We did have friends who got stuck inside the stadium and couldn't join us in the beer tent due to some misdirection when arriving with Park & Ride but other than that it was pretty great. I think a special mention to the grounds lady is also deserved as that pitch was in prime condition. Whilst all the stadiums before can learn a thing or two from Cape Town, Green Point can certainly learn a lot from Mbombela when it comes to rugby fields. Traffic to and from was also well managed, with the only complaint anyone can have being that Nelspruit did not have enough accommodation for those who travelled in (book early next time). I will jump at the chance to watch a game here again.
9/10 - Green Point Stadium (Cape Town)
Now before I get going here, it is important to note that I was 1) heavily opposed to the move away from Newlands and 2) I am a Pretoria guy through and through, so the Cape Town lifestyle is not something that generally appeals to me. On this basis, Green Point started off as my least favorite stadium. All it took though for it to become my favorite was a simple 80 minutes spent there. From the moment we arrived until the moment we left, it ran like clockwork. The only point they lost is for not organising better spots for pickup by Uber and other metered taxis, which was a challenge afterwards.
So let me explain, starting with the beer. Such a simple idea, executed to perfection, Ronnie and I did not wait more than 5 minutes for a beer at the beer tent, nor inside the stadium. So as they do in the airport check in, the stadium put up rails in a zig-zag formation to stagger the crowd queueing for beer. This prevented the masses gathering at the front and overwhelming the bar tenders. They then also had a dual system once you reached the bar. They had a line of people pouring beer and a line of people selling it, talk about efficient. To top it off and this I feel is crucial to success, they only allow two beers per person at a time. This means that you don't get caught behind Frik who keeps adding another 4 or 5 beers to his order for his mate at the back, and you're in and out quickly. The speed of the queue also means you really don't need to carry 20 beers out of the tent each time.
The benefit of the stadium being new, is that the bathrooms were just as efficient, no piss all over the floor, the bathrooms are also under the stands so it helps with traffic inside the stadium as people aren't getting in one another's way and there were plenty of urinals available. The stadium and the grounds were clean and we felt safe the whole time with a lot of police and security present, without being intrusive. SAPS stood at pedestrian crossings stopping traffic to help the crowds cross safely which was a big surprise from what we normally get from our men and woman in uniform. It was a great occasion and whomever is in charge of their game day prep, should be leased out to the other stadiums to teach them a thing or two about organising. Cape Town you can be sure, the Rugby Punt-it would rather pay for flights down there and accommodation, than ever go down the highway to Ellis Park again.
A whirlwind 2022 season was well attended but some of our stadiums shouldn't take for granted they got this year.

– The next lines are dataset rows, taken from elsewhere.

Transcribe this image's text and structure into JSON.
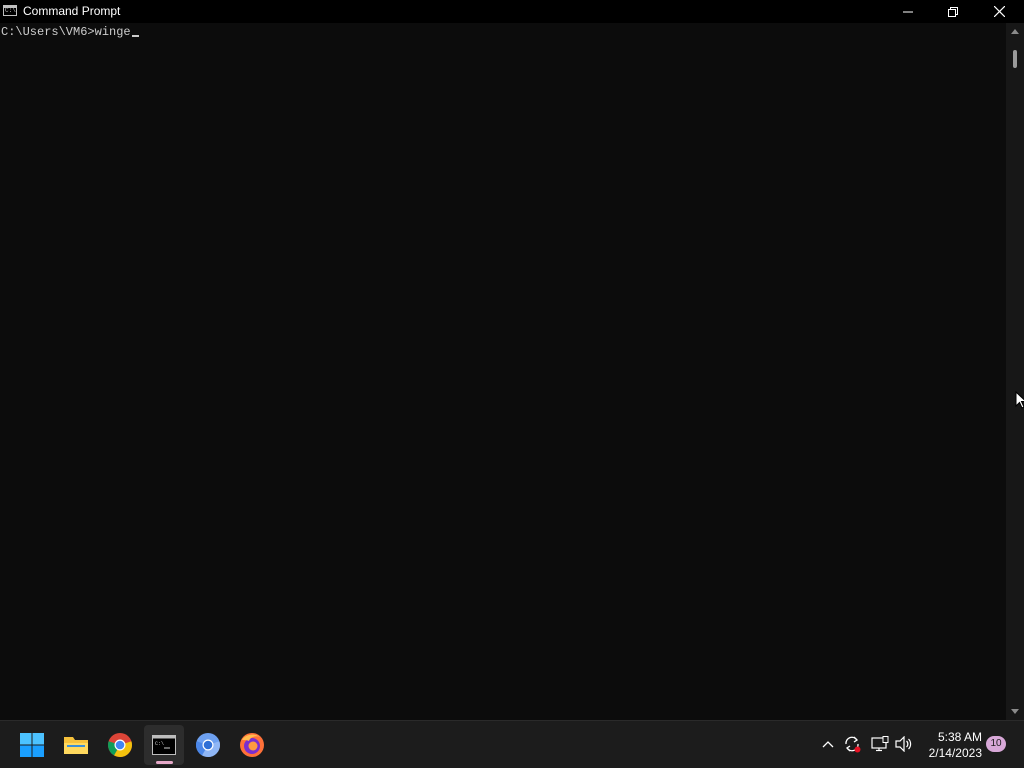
{
  "window": {
    "title": "Command Prompt",
    "app_icon_text": "C:\\"
  },
  "console": {
    "prompt": "C:\\Users\\VM6>",
    "input": "winge"
  },
  "taskbar": {
    "apps": [
      {
        "name": "Start",
        "icon": "windows-start-icon"
      },
      {
        "name": "File Explorer",
        "icon": "folder-icon"
      },
      {
        "name": "Google Chrome",
        "icon": "chrome-icon"
      },
      {
        "name": "Command Prompt",
        "icon": "cmd-icon",
        "active": true
      },
      {
        "name": "Chromium",
        "icon": "chromium-icon"
      },
      {
        "name": "Firefox",
        "icon": "firefox-icon"
      }
    ],
    "tray": {
      "time": "5:38 AM",
      "date": "2/14/2023",
      "notifications": "10"
    }
  },
  "colors": {
    "console_bg": "#0c0c0c",
    "console_fg": "#cccccc",
    "titlebar_bg": "#000000",
    "taskbar_bg": "#1c1c1c",
    "accent": "#e6a9c9"
  }
}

The people simply missed their rugby, if they don't improve the fan experience and drastically so for some, they will watch their numbers dwindle again. I for one, will never go back to Ellis Park again, it is just not worth it at all.